This interdisciplinary conference is the first scholarly investigation of the African diaspora as an aspect of intra-European history. Organized in connection with a multi-year, international research project on Black Europeans co-sponsored the Universities of Mainz and Massachusetts and funded by the Volkswagen Foundation, the conference will endeavor to further scholarly exchange on the centuries-old history of Black Europeans, to encourage interdisciplinary contacts among scholars hitherto working in isolation, and to advance the development of new theoretical and methodological tools to understand the African diaspora within Europe.
Since the nineteen-eighties newly-emergent Black movements in Great Britain, Germany and the Netherlands have inspired scholarly investigations into the unknown history of Black Europeans particularly within the humanities. However, such research has taken place in scholarly and discursive isolation. Scarcely any European country is aware of the existence of indigenous Black minorities, and academic exchange has been possible only in connection with U.S. diaspora studies. Yet seen from the perspective of U.S. diaspora studies, the European experience is often represented as a deviation from the central question of the transatlantic slave trade central to the U.S. experience. However, from a Black European vantage point, the Black diasporic experience reveals both differences, a consequence of differing national histories, and also important commonalities, drawing into question the conceptualization of the Black European experience as "deviation" and also defining colonialism as central to intra-European history.
This interdisciplinary conference will facilitate cross-disciplinary discussion of previous scholarly research but will above all promote the development of new theoretical perspectives on Black Europe that might potentially also inform both academic and political discourse. The conference organizers also plan to initiate subsequent working groups focused on articipants’ thematic, regional, and (inter)disciplinary interests.
The conference will have three important functions. It will enable direct exchange among scholars working in the area of Black European history; it will encourage the formation of on-going scholarly networks focused on particular research questions; and it will also help to make Black Europeans and their history visible beyond the bounds of academic discourse.
Since this conference is explicitly intended for scholars who work on the relatively new topic “Black Europe,” the organizers of the conference especially call upon young scholars to present their work for discussion within this forum.
In the course of the conference participants will decide upon research emphases that will inform subsequent collaboration. Conference participants will be asked to submit position papers outlining their research areas and emphases. Those position papers will be collected in a reader that will be distributed before the conference in order to facilitate intensive discussion of the topics addressed.
Workshop topics include:
1. Representing Black European history
2. Networking strategies: international (political) organizations
3. Racism and the academy
4. Black European Studies curricula
5. Empirical research: subjects and objects
Other potential research questions:
How have Black Europeans conceived themselves historically?
Do they understand themselves as black, de-localized Africans and/or as part of an international community?
What is their relationship to Africa and to other parts of the African diaspora?
What is their relationship to other ethnic minorities in Europe?
What is the relationship of categories like nation, gender, class, and racialization to the category Black Europe?
European unity and its expansion—European creation myths
(Self)representation of Black Europeans as indigenous or “other”?
Black European self-articulation in political and other forms of representation
A Black European Research perspective: counter-history and/or academic discourse?
Possibilities and limitations of the appropriation of transatlantic research methodologies
Position papers may address Europe as a whole or specific European countries.

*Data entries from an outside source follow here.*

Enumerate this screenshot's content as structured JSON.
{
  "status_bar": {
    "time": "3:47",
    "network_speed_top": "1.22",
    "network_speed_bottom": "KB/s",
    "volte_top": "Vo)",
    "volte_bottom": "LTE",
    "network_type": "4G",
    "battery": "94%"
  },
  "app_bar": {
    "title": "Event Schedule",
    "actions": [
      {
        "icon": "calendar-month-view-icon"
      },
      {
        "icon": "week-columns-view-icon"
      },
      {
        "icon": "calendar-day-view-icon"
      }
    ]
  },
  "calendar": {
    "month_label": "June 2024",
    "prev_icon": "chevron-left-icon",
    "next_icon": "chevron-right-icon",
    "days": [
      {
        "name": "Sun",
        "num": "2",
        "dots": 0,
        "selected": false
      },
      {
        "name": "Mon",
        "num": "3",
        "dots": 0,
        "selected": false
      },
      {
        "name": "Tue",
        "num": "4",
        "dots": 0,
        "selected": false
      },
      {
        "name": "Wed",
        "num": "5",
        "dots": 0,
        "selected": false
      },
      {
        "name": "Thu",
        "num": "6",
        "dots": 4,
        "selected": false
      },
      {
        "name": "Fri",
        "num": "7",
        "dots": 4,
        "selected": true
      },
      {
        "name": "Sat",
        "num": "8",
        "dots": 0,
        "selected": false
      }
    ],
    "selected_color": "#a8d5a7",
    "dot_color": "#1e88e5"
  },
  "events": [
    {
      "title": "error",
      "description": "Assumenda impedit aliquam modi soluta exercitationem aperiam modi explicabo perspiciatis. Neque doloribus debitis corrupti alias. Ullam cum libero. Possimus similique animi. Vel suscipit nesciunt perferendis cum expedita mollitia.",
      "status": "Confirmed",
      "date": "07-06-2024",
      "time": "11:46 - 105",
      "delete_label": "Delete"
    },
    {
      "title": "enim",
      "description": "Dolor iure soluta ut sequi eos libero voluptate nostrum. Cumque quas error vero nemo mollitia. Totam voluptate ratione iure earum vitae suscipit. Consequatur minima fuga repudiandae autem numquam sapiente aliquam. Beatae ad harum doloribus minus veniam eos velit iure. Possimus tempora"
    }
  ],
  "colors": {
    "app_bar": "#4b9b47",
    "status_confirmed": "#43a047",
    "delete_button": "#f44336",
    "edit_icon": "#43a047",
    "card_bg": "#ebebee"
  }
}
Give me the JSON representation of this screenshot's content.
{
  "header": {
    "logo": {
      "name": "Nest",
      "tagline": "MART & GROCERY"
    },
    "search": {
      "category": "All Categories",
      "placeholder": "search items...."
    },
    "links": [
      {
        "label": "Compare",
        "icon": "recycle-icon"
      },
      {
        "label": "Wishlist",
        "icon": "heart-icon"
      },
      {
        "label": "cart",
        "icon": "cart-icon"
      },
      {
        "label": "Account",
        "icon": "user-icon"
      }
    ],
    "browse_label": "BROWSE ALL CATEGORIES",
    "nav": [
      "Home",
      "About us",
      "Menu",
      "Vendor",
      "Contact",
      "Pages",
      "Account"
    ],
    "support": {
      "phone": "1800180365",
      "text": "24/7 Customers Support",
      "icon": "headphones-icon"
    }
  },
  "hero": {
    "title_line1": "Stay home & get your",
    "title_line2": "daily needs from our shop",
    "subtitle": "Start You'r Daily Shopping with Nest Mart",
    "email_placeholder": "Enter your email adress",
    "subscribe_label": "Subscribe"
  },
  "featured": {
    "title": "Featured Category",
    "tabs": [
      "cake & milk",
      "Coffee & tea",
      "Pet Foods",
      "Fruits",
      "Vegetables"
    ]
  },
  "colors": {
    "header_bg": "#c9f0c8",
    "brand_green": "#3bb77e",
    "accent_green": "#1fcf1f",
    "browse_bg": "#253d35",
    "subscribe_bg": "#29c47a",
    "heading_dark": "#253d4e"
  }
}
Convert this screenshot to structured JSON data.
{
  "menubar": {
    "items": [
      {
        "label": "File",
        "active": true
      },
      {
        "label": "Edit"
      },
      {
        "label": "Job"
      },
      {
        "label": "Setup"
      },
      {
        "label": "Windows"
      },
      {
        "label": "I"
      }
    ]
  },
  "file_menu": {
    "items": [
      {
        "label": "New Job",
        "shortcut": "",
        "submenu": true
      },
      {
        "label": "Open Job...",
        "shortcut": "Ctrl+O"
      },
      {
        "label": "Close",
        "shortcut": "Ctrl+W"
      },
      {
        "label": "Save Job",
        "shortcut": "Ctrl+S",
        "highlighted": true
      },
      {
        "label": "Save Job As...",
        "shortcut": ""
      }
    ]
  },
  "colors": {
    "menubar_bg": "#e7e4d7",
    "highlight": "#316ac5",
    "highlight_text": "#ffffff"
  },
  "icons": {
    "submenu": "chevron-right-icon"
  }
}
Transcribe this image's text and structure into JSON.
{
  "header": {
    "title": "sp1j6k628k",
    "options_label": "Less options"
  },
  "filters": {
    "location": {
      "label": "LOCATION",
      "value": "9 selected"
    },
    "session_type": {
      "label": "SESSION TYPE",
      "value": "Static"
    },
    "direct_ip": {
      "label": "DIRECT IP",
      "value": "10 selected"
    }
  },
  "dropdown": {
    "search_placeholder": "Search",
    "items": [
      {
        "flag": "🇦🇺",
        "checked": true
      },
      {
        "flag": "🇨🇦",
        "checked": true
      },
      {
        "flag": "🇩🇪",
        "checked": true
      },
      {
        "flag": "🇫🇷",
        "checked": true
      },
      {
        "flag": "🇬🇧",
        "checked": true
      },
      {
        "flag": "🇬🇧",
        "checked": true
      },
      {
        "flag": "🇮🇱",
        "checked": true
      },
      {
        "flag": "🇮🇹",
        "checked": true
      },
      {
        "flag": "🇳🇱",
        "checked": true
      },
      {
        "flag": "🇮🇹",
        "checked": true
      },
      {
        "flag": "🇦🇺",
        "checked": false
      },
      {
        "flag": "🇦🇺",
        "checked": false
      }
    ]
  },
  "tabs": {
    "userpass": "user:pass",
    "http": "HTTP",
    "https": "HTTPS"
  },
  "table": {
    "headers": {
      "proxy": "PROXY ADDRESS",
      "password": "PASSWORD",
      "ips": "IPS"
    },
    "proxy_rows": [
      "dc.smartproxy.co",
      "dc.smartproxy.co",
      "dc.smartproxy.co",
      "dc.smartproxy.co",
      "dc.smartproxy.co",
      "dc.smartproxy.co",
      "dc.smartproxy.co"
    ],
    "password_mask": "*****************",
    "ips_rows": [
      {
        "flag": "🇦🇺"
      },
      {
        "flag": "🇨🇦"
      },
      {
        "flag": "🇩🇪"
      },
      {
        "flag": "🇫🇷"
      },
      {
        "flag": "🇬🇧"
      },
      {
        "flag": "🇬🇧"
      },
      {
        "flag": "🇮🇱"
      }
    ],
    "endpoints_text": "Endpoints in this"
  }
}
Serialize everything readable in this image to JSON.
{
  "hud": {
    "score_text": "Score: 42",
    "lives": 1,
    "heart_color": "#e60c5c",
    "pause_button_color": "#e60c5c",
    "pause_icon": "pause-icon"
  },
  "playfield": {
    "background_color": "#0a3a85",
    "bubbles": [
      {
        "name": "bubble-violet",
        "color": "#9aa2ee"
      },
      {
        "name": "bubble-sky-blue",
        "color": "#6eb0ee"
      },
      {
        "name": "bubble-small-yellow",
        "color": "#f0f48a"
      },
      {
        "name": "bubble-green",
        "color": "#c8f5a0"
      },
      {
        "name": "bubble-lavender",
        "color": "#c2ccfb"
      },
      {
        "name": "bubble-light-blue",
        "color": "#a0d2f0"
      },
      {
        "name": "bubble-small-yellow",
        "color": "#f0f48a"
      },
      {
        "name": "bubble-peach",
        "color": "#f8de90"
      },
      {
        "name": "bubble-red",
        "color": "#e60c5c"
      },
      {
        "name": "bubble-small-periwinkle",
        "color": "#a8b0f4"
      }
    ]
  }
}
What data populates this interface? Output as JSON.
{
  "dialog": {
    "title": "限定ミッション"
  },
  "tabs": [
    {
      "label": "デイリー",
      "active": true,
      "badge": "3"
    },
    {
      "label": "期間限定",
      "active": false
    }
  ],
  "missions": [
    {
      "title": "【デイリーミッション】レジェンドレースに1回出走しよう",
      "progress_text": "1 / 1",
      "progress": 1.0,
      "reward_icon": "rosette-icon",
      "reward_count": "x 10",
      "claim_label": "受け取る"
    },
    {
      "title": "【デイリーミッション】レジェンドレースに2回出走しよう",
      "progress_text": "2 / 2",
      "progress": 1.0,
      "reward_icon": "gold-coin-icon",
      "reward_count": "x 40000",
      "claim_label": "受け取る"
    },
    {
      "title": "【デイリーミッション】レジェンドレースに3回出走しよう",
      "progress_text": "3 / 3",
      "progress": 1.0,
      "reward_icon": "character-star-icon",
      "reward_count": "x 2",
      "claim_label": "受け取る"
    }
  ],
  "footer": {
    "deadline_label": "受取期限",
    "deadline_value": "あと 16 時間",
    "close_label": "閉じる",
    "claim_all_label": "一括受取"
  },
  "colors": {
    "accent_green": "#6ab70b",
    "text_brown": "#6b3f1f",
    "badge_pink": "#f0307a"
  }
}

All disciplines are welcome at this interdisciplinary conference.
Please submit a one to two page abstract on your specific research project that also explains its relationship to your larger research interests. You should also submit potential questions for the workshop of your choice. Please send a short CV as well. The deadline for proposals is 15 May 2005. Please send your proposal to firstname.lastname@example.org.
You will receive a written confirmation of your participation after 30 May 2005. A three to five page position paper for the reader will be due on 4 September 2005 at the latest. The complete reader will be mailed to you after 30 September. BEST will pay travel costs as well as room and board during the conference for all those chosen to participate.